PROBLEM TO SOLVE: Your answer must contain only the lines from the one containing "What data populates" through the end of the entries below, reproduced character for character.

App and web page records
○ ○ ○ ○
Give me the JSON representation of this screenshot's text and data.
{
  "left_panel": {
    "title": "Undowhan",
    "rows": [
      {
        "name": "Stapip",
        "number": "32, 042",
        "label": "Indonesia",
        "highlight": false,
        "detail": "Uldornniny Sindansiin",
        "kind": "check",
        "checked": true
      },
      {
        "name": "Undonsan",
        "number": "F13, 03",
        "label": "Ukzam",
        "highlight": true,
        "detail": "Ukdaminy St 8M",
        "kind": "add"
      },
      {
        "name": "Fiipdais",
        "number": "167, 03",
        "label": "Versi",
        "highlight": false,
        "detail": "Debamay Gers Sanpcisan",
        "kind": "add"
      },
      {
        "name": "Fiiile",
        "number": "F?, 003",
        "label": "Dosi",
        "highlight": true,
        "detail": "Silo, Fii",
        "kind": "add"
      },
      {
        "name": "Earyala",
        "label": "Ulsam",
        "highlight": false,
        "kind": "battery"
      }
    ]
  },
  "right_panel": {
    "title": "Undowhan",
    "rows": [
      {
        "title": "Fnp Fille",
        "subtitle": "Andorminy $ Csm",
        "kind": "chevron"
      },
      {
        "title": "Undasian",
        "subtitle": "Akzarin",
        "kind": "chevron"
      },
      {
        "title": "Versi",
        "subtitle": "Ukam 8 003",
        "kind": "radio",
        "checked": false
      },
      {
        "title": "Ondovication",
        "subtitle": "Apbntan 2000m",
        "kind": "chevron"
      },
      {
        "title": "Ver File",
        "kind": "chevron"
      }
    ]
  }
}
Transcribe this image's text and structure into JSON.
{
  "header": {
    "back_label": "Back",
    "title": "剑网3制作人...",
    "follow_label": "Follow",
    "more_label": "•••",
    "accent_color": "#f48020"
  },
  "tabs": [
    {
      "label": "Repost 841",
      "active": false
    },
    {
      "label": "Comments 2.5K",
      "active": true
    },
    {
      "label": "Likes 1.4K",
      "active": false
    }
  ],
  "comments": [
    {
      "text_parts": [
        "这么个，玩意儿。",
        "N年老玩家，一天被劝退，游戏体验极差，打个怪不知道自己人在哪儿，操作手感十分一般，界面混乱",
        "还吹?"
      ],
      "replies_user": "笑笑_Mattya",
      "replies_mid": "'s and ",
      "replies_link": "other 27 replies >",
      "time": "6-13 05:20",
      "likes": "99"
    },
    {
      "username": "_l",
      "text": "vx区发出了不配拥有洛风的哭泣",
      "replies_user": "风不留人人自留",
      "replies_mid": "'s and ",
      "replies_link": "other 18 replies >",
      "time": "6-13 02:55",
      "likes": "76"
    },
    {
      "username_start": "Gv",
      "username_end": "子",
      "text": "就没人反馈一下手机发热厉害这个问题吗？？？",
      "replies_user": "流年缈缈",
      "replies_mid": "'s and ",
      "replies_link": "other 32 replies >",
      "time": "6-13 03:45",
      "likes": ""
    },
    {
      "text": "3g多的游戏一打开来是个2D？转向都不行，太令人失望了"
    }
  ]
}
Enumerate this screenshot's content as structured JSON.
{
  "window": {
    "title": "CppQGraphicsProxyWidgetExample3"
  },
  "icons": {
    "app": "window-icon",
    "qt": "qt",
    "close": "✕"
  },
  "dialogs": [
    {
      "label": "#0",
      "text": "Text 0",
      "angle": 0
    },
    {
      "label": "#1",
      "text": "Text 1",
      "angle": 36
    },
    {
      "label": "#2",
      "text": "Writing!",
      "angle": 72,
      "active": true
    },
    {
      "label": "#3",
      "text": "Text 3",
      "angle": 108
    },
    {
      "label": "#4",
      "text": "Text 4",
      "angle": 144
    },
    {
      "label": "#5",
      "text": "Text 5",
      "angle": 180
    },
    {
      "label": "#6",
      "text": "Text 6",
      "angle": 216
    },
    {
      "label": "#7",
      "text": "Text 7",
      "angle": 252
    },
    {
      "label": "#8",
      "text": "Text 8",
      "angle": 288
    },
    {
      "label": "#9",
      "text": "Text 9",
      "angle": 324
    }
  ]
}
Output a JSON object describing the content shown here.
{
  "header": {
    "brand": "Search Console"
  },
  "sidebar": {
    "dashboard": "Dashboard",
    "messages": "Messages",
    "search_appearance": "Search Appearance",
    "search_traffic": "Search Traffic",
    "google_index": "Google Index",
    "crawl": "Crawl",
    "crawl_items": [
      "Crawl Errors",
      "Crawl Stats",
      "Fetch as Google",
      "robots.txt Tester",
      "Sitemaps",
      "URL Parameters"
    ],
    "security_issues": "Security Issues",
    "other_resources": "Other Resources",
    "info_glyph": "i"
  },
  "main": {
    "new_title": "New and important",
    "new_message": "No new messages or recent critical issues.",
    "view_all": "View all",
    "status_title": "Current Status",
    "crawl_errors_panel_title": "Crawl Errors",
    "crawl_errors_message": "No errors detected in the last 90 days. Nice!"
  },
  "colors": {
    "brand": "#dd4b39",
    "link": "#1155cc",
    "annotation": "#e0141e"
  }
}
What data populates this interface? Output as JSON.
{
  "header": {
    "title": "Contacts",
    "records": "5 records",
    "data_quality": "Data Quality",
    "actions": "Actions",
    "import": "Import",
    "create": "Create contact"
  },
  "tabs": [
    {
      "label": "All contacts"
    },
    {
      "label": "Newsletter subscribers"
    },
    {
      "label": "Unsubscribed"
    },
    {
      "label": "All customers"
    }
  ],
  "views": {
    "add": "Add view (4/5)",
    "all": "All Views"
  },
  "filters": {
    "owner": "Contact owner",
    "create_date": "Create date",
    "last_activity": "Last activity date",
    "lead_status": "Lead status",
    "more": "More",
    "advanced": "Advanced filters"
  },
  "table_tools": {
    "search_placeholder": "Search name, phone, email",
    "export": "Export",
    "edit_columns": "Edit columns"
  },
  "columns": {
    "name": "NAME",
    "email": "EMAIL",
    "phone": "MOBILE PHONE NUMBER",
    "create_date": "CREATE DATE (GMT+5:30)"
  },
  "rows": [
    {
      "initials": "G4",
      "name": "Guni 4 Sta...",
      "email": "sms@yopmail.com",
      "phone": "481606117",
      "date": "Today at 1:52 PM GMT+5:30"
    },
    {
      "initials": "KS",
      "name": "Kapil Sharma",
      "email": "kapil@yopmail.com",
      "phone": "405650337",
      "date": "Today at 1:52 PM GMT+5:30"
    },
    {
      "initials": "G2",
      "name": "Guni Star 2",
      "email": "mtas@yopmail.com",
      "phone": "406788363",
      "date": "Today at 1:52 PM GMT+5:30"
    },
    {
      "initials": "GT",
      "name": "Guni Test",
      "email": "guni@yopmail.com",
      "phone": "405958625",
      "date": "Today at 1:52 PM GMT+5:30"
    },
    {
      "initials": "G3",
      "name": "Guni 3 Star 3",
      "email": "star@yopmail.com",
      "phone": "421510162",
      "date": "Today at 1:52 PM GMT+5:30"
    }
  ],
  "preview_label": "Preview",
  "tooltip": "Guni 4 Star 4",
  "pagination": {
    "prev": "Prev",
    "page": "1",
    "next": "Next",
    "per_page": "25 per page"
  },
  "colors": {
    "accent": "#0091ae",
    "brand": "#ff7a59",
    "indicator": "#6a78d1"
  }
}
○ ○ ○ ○
REPLY TO THE EXERCISE:
What data populates this interface? Output as JSON.
{
  "header": {
    "title": "Contacts",
    "records": "5 records",
    "data_quality": "Data Quality",
    "actions": "Actions",
    "import": "Import",
    "create": "Create contact"
  },
  "tabs": [
    {
      "label": "All contacts"
    },
    {
      "label": "Newsletter subscribers"
    },
    {
      "label": "Unsubscribed"
    },
    {
      "label": "All customers"
    }
  ],
  "views": {
    "add": "Add view (4/5)",
    "all": "All Views"
  },
  "filters": {
    "owner": "Contact owner",
    "create_date": "Create date",
    "last_activity": "Last activity date",
    "lead_status": "Lead status",
    "more": "More",
    "advanced": "Advanced filters"
  },
  "table_tools": {
    "search_placeholder": "Search name, phone, email",
    "export": "Export",
    "edit_columns": "Edit columns"
  },
  "columns": {
    "name": "NAME",
    "email": "EMAIL",
    "phone": "MOBILE PHONE NUMBER",
    "create_date": "CREATE DATE (GMT+5:30)"
  },
  "rows": [
    {
      "initials": "G4",
      "name": "Guni 4 Sta...",
      "email": "sms@yopmail.com",
      "phone": "481606117",
      "date": "Today at 1:52 PM GMT+5:30"
    },
    {
      "initials": "KS",
      "name": "Kapil Sharma",
      "email": "kapil@yopmail.com",
      "phone": "405650337",
      "date": "Today at 1:52 PM GMT+5:30"
    },
    {
      "initials": "G2",
      "name": "Guni Star 2",
      "email": "mtas@yopmail.com",
      "phone": "406788363",
      "date": "Today at 1:52 PM GMT+5:30"
    },
    {
      "initials": "GT",
      "name": "Guni Test",
      "email": "guni@yopmail.com",
      "phone": "405958625",
      "date": "Today at 1:52 PM GMT+5:30"
    },
    {
      "initials": "G3",
      "name": "Guni 3 Star 3",
      "email": "star@yopmail.com",
      "phone": "421510162",
      "date": "Today at 1:52 PM GMT+5:30"
    }
  ],
  "preview_label": "Preview",
  "tooltip": "Guni 4 Star 4",
  "pagination": {
    "prev": "Prev",
    "page": "1",
    "next": "Next",
    "per_page": "25 per page"
  },
  "colors": {
    "accent": "#0091ae",
    "brand": "#ff7a59",
    "indicator": "#6a78d1"
  }
}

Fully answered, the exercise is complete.